In addition, IBM has created a new mobile app to further streamline the process. Business partners can quickly provide their clients with price proposals and generate credit approvals using an iPad, iPhone or Android mobile device.

Access to Capital–the Fuel for Progressive SMBs

As discussed in The Technology—Performance Connection for Midmarket Businesses, technology has become a critical lynchpin for business success. Businesses of all sizes increasingly view technology as an essential to improving customer engagement, raising employee productivity, and creating innovation and differentiation—all necessary to building economic value.
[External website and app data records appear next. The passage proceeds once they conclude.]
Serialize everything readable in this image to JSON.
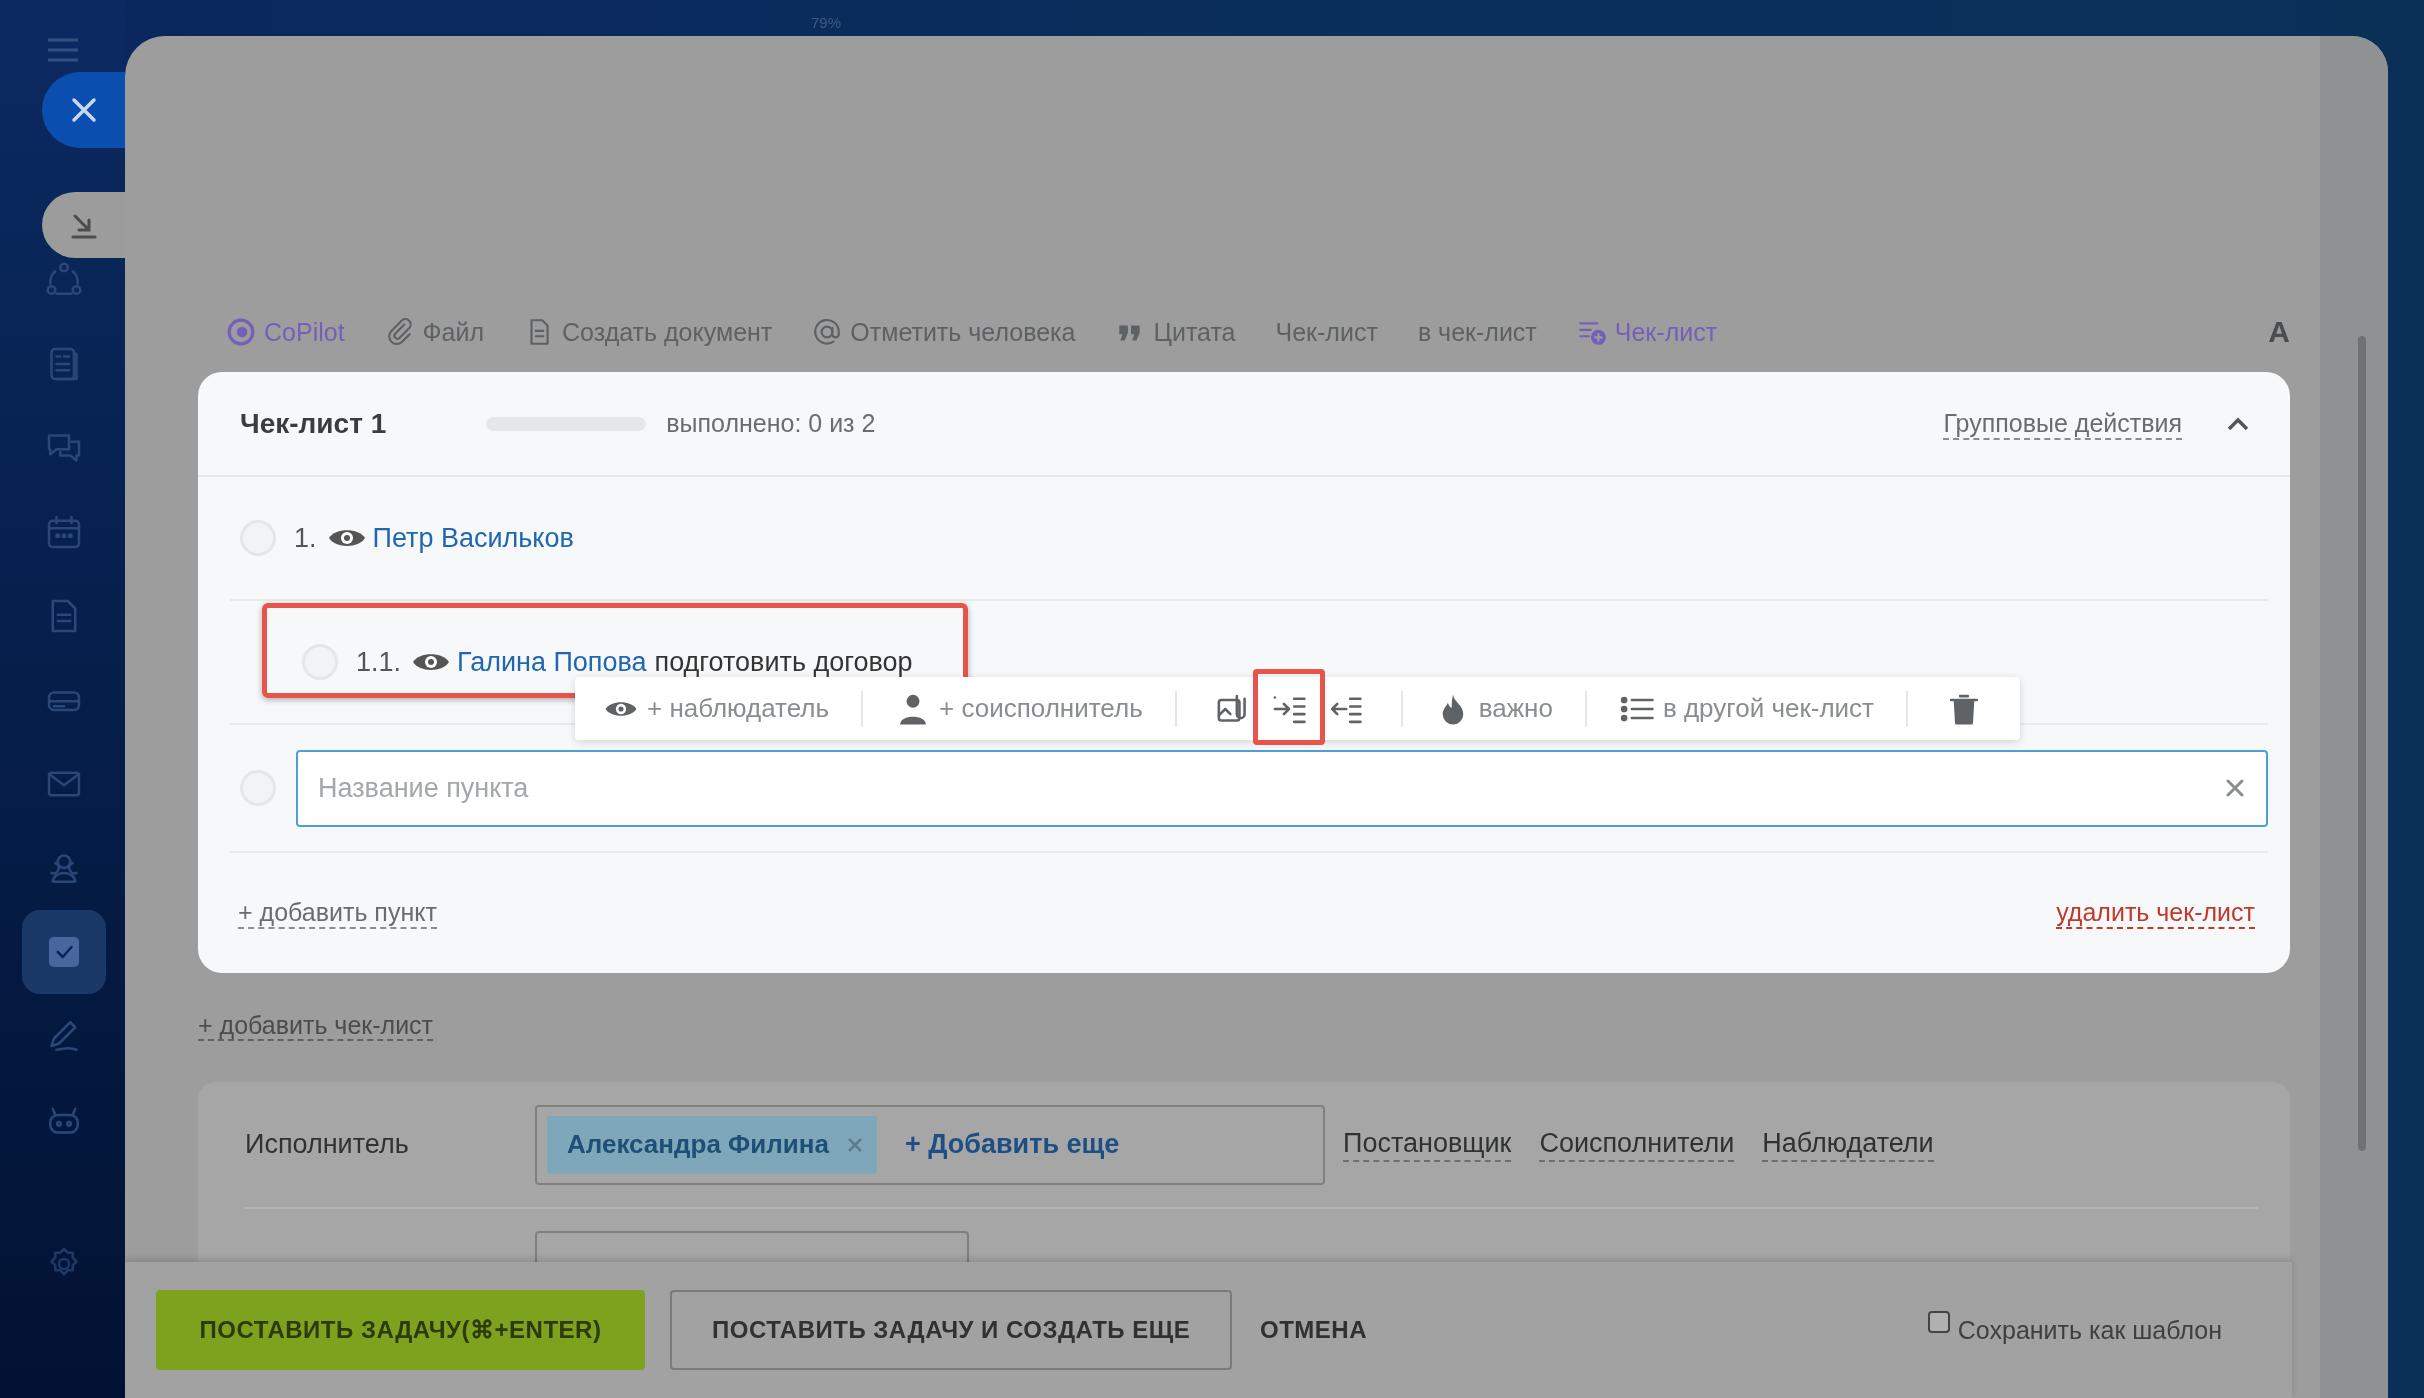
{
  "zoom_label": "79%",
  "sidebar": {
    "items": [
      {
        "selected": false
      },
      {
        "selected": false
      },
      {
        "selected": false
      },
      {
        "selected": false
      },
      {
        "selected": false
      },
      {
        "selected": false
      },
      {
        "selected": false
      },
      {
        "selected": false
      },
      {
        "selected": true
      },
      {
        "selected": false
      },
      {
        "selected": false
      },
      {
        "selected": false
      }
    ]
  },
  "toolbar": [
    {
      "kind": "copilot",
      "label": "CoPilot"
    },
    {
      "kind": "file",
      "label": "Файл"
    },
    {
      "kind": "doc",
      "label": "Создать документ"
    },
    {
      "kind": "mention",
      "label": "Отметить человека"
    },
    {
      "kind": "quote",
      "label": "Цитата"
    },
    {
      "kind": "plain",
      "label": "Чек-лист"
    },
    {
      "kind": "plain",
      "label": "в чек-лист"
    },
    {
      "kind": "checklist",
      "label": "Чек-лист"
    },
    {
      "kind": "format",
      "label": "A"
    }
  ],
  "checklist": {
    "title": "Чек-лист 1",
    "level": 0,
    "progress_text": "выполнено: 0 из 2",
    "group_actions": "Групповые действия",
    "expanded": true,
    "items": [
      {
        "number": "1.",
        "person": "Петр Васильков",
        "checked": false,
        "children": [
          {
            "number": "1.1.",
            "person": "Галина Попова",
            "text": "подготовить договор",
            "checked": false,
            "highlighted": true
          }
        ]
      }
    ],
    "item_actions": [
      {
        "kind": "observer",
        "label": "+ наблюдатель"
      },
      {
        "kind": "coexecutor",
        "label": "+ соисполнитель"
      },
      {
        "kind": "attach"
      },
      {
        "kind": "indent",
        "highlighted": true
      },
      {
        "kind": "outdent"
      },
      {
        "kind": "important",
        "label": "важно"
      },
      {
        "kind": "move",
        "label": "в другой чек-лист"
      },
      {
        "kind": "delete"
      }
    ],
    "new_item": {
      "placeholder": "Название пункта",
      "checked": false
    },
    "add_item": "+ добавить пункт",
    "delete_checklist": "удалить чек-лист"
  },
  "add_checklist": "+ добавить чек-лист",
  "responsible": {
    "label": "Исполнитель",
    "tags": [
      {
        "name": "Александра Филина"
      }
    ],
    "add_more": "+ Добавить еще",
    "links": [
      "Постановщик",
      "Соисполнители",
      "Наблюдатели"
    ]
  },
  "footer": {
    "buttons": [
      {
        "kind": "primary",
        "label": "ПОСТАВИТЬ ЗАДАЧУ(⌘+ENTER)"
      },
      {
        "kind": "secondary",
        "label": "ПОСТАВИТЬ ЗАДАЧУ И СОЗДАТЬ ЕЩЕ"
      },
      {
        "kind": "link",
        "label": "ОТМЕНА"
      }
    ],
    "save_template": {
      "label": "Сохранить как шаблон",
      "checked": false
    }
  }
}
SMB Group research reveals a distinct correlation between SMB investments in technology and their business performance. “Progressive SMBs,” who invest more in technology much more likely to anticipate revenue gains than peers whose tech investments are flat or declining. For instance, our recently completed 2012 SMB Routes to Market Study shows that while 85% of SMBs that plan to invest more in technology anticipate revenue increases in 2013, only 42% of those planning to decrease IT spending expect revenues to rise, and 38% that planning for flat IT investments are anticipating growth.

Figure 1: IT Spending Current and Planned

SMB Progressive growth

Source: 2012 and 2011 Small and Medium Business Routes to Market Study, SMB Group

Meanwhile, as more SMBs come to view technology as key enabler to create market advantage, level the playing field against bigger companies, and adapt to new business and market requirements, the percentage of SMBs that are planning to increase IT spending is growing, as shown in trending analysis of 2011 and 2012 SMB Routes to Market Studies (Figure 1).

However, access to capital remains tight, and many SMBs find it challenging to get the capital required for the technology investments they need to grow their businesses.A July 2012 survey by the National Small Business Association (NSBA) found that 43 percent that needed funds for their businesses over the past four years were unable to find a lender. As important, 53 percent said they’d been unable to grow their business or expand operations due to a lack of capital—and almost one-third had to lay off workers.

A Virtuous Cycle for IBM, SMBs and MSPs

IBM isn’t a charity or governmental agency. As a for-profit organization, one of IBM’s key goals for the program is to fuel sales of IBM products, including PureSystems, which offers a new, integrated platform to tune hardware and software resources for data intensive workloads, and gain more flexibility to configure applications for either an on-premise or hosted environments, and a multitude of infrastructure, cloud, mobile and business intelligence solutions. If past success is an indicator of future performance, IBM will certainly achieve this goal with its new round of financing.

Furthermore, this fresh pool of financing should helps MSPs to build scalable infrastructure and hosting environments, and provide more innovative and differentiated offerings to SMB customers. As I discussed in MSP Cloud Challenges in the Midmarket–and How IBM Helps Meet Them, top MSP challenges are to: procure and deploy the resources they need to scale and grow; stay ahead of the technology curve, and to provide the end-to-end services their customers want.  Since IBM financing will cover both IBM and non-IBM content in one contract, it will make it easier for MSPs to build out a more comprehensive, end-to-end infrastructure.

The result? IBM can attract new MSP and other partners, and get them outfitted with the solutions they need more quickly. The net-net is that MSPs and other IBM business partners will be able to speed up and scale their ability provide new solutions that SMBs need for business growth and agility, and help SMBs finance this investment.

Finally, IBM isn’t just throwing money (albeit a large amount) at the situation. The new round of financing is additive to several new global initiatives for MSPs, which IBM launched in September. IBM has put together an integrated program that provides the money, expertise and solutions that both MSPs and their Progressive SMB customers require.

This is the fifth and final post in a five-part blog series by SMB Group that examines the evolution of midmarket business technology solutions and IBM’s Managed Service Provider Channel programs.